I'm usually not the biggest fan of tasting menus, but Coi just reaches me in a way very few Bay Area restaurants have done over the years. I love the combination of the intellectual and the sensual that they do here. And all done without a single foam or sous vide dish, thank goodness!
Most highly recommended if this looks like the sort of thing you'd like (e.g. don't come here in winter if you don't like citrus).
Michael, your report is really compelling, as I am not a fan of tasting menus either. Would you mind sharing what other months you went to come to the conclusion that you prefer Coi's winter offerings? We usually visit in November and April (though may be May this spring), so do you think it would be best to wait till next Nov? Thanks in advance!
re: Robert Lauriston
Robert, it was 14 courses in all if you count everything from the amuse at the start (a take on chips and guacamole with the dreamiest avocado puree) to the chocolate truffles at the end.

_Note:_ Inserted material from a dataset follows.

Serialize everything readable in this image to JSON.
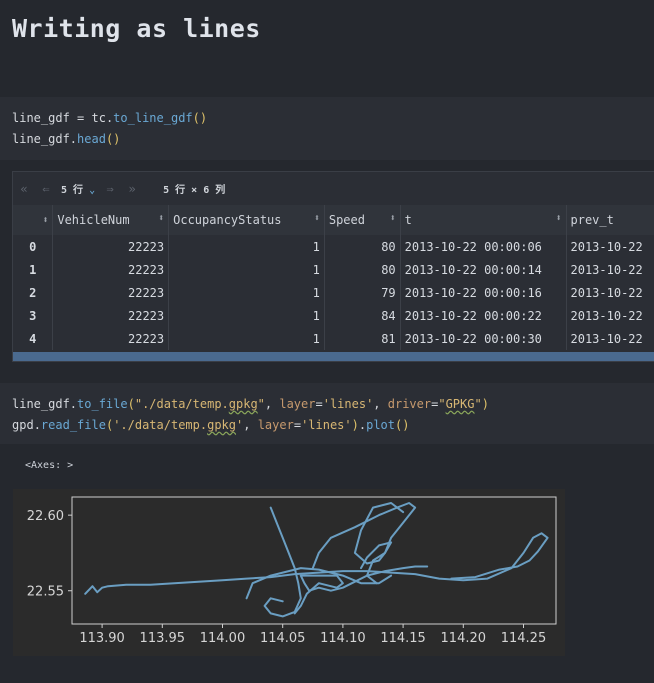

The menu posted today is close to what we had with the addition of the young carrots roasted in hay before the abalone, plus the amuse and chocolates.
They added a salted caramel cake to the 14-course listed menu since it was a birthday to make it 15. That was bigger than usual. The food quantity would have been perfect without it, just a tiny bit too much with it. No marathon or tasting fatigue here.
Grayelf, I'm pretty sure our summertime visit was in July or August. I would go ahead in try it in spring, which is closer ingredient-wise to winter than it is to summer (fall's the other way around). Plus it's a superb place that you shouldn't wait any longer to try!
Very glad to hear your positive and current report. I am going this Sunday, but with reservations (mental ones, that is). It seems to get a lot of love from critics and guidebooks, but fair to middling response from various bloggers and food forum participants. Everything in your narrative sounds right up my alley and my enthusiasm level perked up quite a bit. Thanks!
Had my dinner at Coi about a week and a half ago. Let me start with the positives: our server (Shannon, I think) was just great. Enthusiastic, warm, and personable. The rest of the FOH staff was on point. The room was quite cozy and easy to settle into after a somewhat crazy travel day. However, despite the mindful composition of each dish, the food was relentlessly salty and sour. The undisputed high point was a crab and beef tendon soup which was remarkably balanced in flavor and texture. But there was so much emphasis on acidity that my mind had to really psych myself up to finish plate after plate of acerbic bites. One minor sticking point, and it’s definitely one of personal taste: I wish that chef’s would stop trying to make wheatgrass happen. It just calls to mind those rare times that I have been at a juice bar and succumbed to the temptation to get that extra boost of health in, only to be treated to a shot of lawn cuttings. Not to keep rambling like a curmudgeon, but the price point is awfully high for what we received. Aside from my contentions with the seasoning, there was very little in the way of “luxury” items in comparison to other similarly priced (and starred) meals.
I must report that the antidote was yet another lovely dinner at Commis the following night. No major bells and whistles. Just gorgeous, tasty food that feels like a very good friend. And sitting at the counter is one of the loveliest meditative dining experiences I’ve had. And at almost half the price of Coi. Go figure.